▼
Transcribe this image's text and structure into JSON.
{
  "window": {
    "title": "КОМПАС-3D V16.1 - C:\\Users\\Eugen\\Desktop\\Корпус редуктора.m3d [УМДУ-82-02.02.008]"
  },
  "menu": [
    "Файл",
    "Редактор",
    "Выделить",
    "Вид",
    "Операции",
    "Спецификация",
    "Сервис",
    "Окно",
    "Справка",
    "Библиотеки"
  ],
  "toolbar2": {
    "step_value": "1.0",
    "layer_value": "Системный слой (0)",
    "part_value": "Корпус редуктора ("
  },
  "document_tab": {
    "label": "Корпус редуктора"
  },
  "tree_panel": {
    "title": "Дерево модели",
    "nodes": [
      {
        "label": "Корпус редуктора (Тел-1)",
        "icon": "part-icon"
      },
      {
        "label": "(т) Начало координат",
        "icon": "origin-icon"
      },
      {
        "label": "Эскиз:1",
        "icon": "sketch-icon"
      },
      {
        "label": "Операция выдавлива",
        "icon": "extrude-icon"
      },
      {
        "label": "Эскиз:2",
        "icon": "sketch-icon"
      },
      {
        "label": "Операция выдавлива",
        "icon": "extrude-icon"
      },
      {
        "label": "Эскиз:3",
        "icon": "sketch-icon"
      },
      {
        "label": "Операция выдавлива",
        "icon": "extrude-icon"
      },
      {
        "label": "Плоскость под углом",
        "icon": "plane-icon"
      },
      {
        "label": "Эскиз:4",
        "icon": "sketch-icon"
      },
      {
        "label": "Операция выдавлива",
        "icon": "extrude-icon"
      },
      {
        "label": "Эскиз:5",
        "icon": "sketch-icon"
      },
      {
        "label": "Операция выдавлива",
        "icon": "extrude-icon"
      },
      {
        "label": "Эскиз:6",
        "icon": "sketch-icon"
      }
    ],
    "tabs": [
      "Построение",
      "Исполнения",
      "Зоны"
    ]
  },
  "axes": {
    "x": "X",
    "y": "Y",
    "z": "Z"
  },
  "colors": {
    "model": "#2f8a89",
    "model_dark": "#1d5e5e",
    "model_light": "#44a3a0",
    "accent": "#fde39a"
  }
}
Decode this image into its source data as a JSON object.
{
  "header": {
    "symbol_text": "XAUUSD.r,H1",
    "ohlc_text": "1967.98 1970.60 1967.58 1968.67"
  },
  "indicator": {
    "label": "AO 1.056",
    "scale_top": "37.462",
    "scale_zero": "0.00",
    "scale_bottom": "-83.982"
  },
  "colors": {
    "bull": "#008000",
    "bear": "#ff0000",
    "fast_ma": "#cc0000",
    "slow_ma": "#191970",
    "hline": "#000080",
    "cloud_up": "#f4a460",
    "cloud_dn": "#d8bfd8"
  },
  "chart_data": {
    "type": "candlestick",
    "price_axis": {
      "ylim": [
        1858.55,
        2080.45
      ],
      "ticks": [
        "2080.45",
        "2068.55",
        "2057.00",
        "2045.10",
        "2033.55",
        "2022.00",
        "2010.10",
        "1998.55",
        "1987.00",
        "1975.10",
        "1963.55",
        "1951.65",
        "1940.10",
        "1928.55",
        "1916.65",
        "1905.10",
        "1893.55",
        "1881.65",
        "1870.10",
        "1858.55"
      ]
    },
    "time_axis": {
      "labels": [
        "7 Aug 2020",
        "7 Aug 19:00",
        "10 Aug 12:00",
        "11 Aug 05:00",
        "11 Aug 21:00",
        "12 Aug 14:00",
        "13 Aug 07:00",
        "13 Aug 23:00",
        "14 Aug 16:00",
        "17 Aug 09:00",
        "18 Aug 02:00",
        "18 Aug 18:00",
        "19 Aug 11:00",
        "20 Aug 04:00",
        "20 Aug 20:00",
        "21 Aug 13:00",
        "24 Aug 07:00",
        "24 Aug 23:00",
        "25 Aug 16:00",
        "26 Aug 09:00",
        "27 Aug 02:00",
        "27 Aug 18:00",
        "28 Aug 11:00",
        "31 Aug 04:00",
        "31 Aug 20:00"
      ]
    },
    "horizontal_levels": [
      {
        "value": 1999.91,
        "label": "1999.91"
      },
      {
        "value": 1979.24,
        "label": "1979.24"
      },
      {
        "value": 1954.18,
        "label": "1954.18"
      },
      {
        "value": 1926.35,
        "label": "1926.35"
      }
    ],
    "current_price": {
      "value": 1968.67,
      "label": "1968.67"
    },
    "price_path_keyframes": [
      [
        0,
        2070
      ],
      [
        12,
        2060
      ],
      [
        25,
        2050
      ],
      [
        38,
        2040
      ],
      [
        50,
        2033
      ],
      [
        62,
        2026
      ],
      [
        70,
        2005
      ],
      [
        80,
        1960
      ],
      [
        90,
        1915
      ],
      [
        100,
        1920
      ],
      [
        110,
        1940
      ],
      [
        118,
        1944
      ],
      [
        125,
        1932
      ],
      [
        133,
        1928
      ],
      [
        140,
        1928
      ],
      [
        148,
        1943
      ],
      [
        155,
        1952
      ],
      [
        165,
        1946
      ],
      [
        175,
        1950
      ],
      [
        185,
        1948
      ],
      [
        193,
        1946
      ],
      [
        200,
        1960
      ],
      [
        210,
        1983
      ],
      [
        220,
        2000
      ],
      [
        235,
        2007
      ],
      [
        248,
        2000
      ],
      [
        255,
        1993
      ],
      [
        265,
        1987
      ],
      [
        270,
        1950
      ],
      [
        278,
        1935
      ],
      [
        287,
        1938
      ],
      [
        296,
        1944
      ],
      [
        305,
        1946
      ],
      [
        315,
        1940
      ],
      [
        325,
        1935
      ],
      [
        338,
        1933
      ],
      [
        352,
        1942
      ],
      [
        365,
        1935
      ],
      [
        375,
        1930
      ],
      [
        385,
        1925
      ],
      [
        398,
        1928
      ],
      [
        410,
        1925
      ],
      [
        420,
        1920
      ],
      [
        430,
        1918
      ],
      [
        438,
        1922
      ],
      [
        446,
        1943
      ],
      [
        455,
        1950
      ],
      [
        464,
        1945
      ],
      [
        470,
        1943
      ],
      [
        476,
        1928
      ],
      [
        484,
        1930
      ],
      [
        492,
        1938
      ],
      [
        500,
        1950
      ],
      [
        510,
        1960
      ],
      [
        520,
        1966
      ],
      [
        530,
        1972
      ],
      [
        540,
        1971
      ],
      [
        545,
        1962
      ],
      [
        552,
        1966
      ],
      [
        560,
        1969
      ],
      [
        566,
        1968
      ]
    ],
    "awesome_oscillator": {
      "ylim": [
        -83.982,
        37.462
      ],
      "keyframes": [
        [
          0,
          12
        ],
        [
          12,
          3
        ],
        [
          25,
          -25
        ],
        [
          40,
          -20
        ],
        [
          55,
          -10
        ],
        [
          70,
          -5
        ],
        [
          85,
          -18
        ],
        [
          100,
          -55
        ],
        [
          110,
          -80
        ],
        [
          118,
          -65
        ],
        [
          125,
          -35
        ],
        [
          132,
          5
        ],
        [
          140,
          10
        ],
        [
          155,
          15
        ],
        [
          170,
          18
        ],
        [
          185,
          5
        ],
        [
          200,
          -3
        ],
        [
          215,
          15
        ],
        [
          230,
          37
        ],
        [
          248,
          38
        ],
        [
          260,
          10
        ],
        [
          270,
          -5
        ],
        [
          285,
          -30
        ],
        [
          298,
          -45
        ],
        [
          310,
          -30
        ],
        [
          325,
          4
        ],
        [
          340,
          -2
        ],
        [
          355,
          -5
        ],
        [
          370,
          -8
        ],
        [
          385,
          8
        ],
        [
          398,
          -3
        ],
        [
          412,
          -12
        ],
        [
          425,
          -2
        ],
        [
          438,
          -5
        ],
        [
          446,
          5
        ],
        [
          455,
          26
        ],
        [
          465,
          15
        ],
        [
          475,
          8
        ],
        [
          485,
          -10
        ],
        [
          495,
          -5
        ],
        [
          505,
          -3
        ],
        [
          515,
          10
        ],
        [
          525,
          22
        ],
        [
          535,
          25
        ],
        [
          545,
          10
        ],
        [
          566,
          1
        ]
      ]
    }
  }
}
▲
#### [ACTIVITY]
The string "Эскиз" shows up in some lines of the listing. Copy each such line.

#### [EXERCISE ANSWER]
        "label": "Эскиз:1",
        "label": "Эскиз:2",
        "label": "Эскиз:3",
        "label": "Эскиз:4",
        "label": "Эскиз:5",
        "label": "Эскиз:6",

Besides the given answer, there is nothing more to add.